* **Given records**:

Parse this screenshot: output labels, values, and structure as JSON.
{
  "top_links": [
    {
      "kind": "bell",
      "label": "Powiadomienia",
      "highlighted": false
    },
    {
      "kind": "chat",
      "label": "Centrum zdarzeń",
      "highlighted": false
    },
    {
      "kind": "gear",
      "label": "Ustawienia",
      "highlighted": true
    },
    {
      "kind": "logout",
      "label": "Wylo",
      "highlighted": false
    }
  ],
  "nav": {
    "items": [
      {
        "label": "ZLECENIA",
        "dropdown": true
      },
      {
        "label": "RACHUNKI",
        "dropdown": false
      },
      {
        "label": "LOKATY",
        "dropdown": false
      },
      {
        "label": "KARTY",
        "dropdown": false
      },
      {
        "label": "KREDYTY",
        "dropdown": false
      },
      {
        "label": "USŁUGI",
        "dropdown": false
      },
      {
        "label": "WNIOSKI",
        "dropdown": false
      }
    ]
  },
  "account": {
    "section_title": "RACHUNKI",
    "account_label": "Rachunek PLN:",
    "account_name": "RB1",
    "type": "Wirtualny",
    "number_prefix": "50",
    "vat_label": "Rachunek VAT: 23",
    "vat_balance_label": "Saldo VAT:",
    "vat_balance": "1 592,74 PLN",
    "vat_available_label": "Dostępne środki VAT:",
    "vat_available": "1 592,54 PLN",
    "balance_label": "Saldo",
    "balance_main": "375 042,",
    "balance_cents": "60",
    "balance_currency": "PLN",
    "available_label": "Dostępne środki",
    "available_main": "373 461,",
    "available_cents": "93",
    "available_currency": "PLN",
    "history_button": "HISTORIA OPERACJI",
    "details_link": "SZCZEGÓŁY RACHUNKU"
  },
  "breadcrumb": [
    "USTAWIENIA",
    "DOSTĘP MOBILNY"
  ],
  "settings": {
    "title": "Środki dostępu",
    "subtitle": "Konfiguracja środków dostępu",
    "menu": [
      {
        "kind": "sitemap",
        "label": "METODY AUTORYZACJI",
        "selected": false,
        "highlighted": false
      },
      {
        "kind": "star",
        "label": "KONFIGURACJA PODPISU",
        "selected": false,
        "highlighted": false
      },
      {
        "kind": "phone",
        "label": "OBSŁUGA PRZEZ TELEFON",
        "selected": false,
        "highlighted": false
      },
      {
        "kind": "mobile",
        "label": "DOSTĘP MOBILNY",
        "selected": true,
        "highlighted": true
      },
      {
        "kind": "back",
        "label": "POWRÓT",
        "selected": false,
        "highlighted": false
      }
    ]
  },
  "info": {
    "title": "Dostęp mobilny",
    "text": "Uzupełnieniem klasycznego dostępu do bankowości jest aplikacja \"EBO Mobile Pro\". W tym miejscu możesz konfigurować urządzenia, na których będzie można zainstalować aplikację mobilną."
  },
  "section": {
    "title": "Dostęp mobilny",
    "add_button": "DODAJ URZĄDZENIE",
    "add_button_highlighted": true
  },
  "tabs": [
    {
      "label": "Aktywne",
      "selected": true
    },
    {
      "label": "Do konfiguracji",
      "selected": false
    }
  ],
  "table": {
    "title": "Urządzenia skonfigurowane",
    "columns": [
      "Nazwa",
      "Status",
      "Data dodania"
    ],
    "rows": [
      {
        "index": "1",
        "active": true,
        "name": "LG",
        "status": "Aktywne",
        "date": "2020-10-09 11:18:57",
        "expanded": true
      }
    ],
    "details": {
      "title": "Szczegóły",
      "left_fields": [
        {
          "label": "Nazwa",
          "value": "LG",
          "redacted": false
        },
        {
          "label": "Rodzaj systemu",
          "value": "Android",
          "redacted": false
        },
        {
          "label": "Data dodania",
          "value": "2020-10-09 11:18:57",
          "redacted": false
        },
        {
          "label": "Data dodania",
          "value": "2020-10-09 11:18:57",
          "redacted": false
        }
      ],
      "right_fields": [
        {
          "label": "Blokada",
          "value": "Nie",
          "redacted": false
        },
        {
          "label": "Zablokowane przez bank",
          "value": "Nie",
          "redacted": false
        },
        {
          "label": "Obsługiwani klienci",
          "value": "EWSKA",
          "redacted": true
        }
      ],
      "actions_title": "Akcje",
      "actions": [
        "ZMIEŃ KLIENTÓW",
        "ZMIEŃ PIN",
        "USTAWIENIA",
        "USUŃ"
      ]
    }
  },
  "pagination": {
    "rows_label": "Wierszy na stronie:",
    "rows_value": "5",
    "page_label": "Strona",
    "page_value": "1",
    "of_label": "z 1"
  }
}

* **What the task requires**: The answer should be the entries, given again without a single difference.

* **Task answer**:
Parse this screenshot: output labels, values, and structure as JSON.
{
  "top_links": [
    {
      "kind": "bell",
      "label": "Powiadomienia",
      "highlighted": false
    },
    {
      "kind": "chat",
      "label": "Centrum zdarzeń",
      "highlighted": false
    },
    {
      "kind": "gear",
      "label": "Ustawienia",
      "highlighted": true
    },
    {
      "kind": "logout",
      "label": "Wylo",
      "highlighted": false
    }
  ],
  "nav": {
    "items": [
      {
        "label": "ZLECENIA",
        "dropdown": true
      },
      {
        "label": "RACHUNKI",
        "dropdown": false
      },
      {
        "label": "LOKATY",
        "dropdown": false
      },
      {
        "label": "KARTY",
        "dropdown": false
      },
      {
        "label": "KREDYTY",
        "dropdown": false
      },
      {
        "label": "USŁUGI",
        "dropdown": false
      },
      {
        "label": "WNIOSKI",
        "dropdown": false
      }
    ]
  },
  "account": {
    "section_title": "RACHUNKI",
    "account_label": "Rachunek PLN:",
    "account_name": "RB1",
    "type": "Wirtualny",
    "number_prefix": "50",
    "vat_label": "Rachunek VAT: 23",
    "vat_balance_label": "Saldo VAT:",
    "vat_balance": "1 592,74 PLN",
    "vat_available_label": "Dostępne środki VAT:",
    "vat_available": "1 592,54 PLN",
    "balance_label": "Saldo",
    "balance_main": "375 042,",
    "balance_cents": "60",
    "balance_currency": "PLN",
    "available_label": "Dostępne środki",
    "available_main": "373 461,",
    "available_cents": "93",
    "available_currency": "PLN",
    "history_button": "HISTORIA OPERACJI",
    "details_link": "SZCZEGÓŁY RACHUNKU"
  },
  "breadcrumb": [
    "USTAWIENIA",
    "DOSTĘP MOBILNY"
  ],
  "settings": {
    "title": "Środki dostępu",
    "subtitle": "Konfiguracja środków dostępu",
    "menu": [
      {
        "kind": "sitemap",
        "label": "METODY AUTORYZACJI",
        "selected": false,
        "highlighted": false
      },
      {
        "kind": "star",
        "label": "KONFIGURACJA PODPISU",
        "selected": false,
        "highlighted": false
      },
      {
        "kind": "phone",
        "label": "OBSŁUGA PRZEZ TELEFON",
        "selected": false,
        "highlighted": false
      },
      {
        "kind": "mobile",
        "label": "DOSTĘP MOBILNY",
        "selected": true,
        "highlighted": true
      },
      {
        "kind": "back",
        "label": "POWRÓT",
        "selected": false,
        "highlighted": false
      }
    ]
  },
  "info": {
    "title": "Dostęp mobilny",
    "text": "Uzupełnieniem klasycznego dostępu do bankowości jest aplikacja \"EBO Mobile Pro\". W tym miejscu możesz konfigurować urządzenia, na których będzie można zainstalować aplikację mobilną."
  },
  "section": {
    "title": "Dostęp mobilny",
    "add_button": "DODAJ URZĄDZENIE",
    "add_button_highlighted": true
  },
  "tabs": [
    {
      "label": "Aktywne",
      "selected": true
    },
    {
      "label": "Do konfiguracji",
      "selected": false
    }
  ],
  "table": {
    "title": "Urządzenia skonfigurowane",
    "columns": [
      "Nazwa",
      "Status",
      "Data dodania"
    ],
    "rows": [
      {
        "index": "1",
        "active": true,
        "name": "LG",
        "status": "Aktywne",
        "date": "2020-10-09 11:18:57",
        "expanded": true
      }
    ],
    "details": {
      "title": "Szczegóły",
      "left_fields": [
        {
          "label": "Nazwa",
          "value": "LG",
          "redacted": false
        },
        {
          "label": "Rodzaj systemu",
          "value": "Android",
          "redacted": false
        },
        {
          "label": "Data dodania",
          "value": "2020-10-09 11:18:57",
          "redacted": false
        },
        {
          "label": "Data dodania",
          "value": "2020-10-09 11:18:57",
          "redacted": false
        }
      ],
      "right_fields": [
        {
          "label": "Blokada",
          "value": "Nie",
          "redacted": false
        },
        {
          "label": "Zablokowane przez bank",
          "value": "Nie",
          "redacted": false
        },
        {
          "label": "Obsługiwani klienci",
          "value": "EWSKA",
          "redacted": true
        }
      ],
      "actions_title": "Akcje",
      "actions": [
        "ZMIEŃ KLIENTÓW",
        "ZMIEŃ PIN",
        "USTAWIENIA",
        "USUŃ"
      ]
    }
  },
  "pagination": {
    "rows_label": "Wierszy na stronie:",
    "rows_value": "5",
    "page_label": "Strona",
    "page_value": "1",
    "of_label": "z 1"
  }
}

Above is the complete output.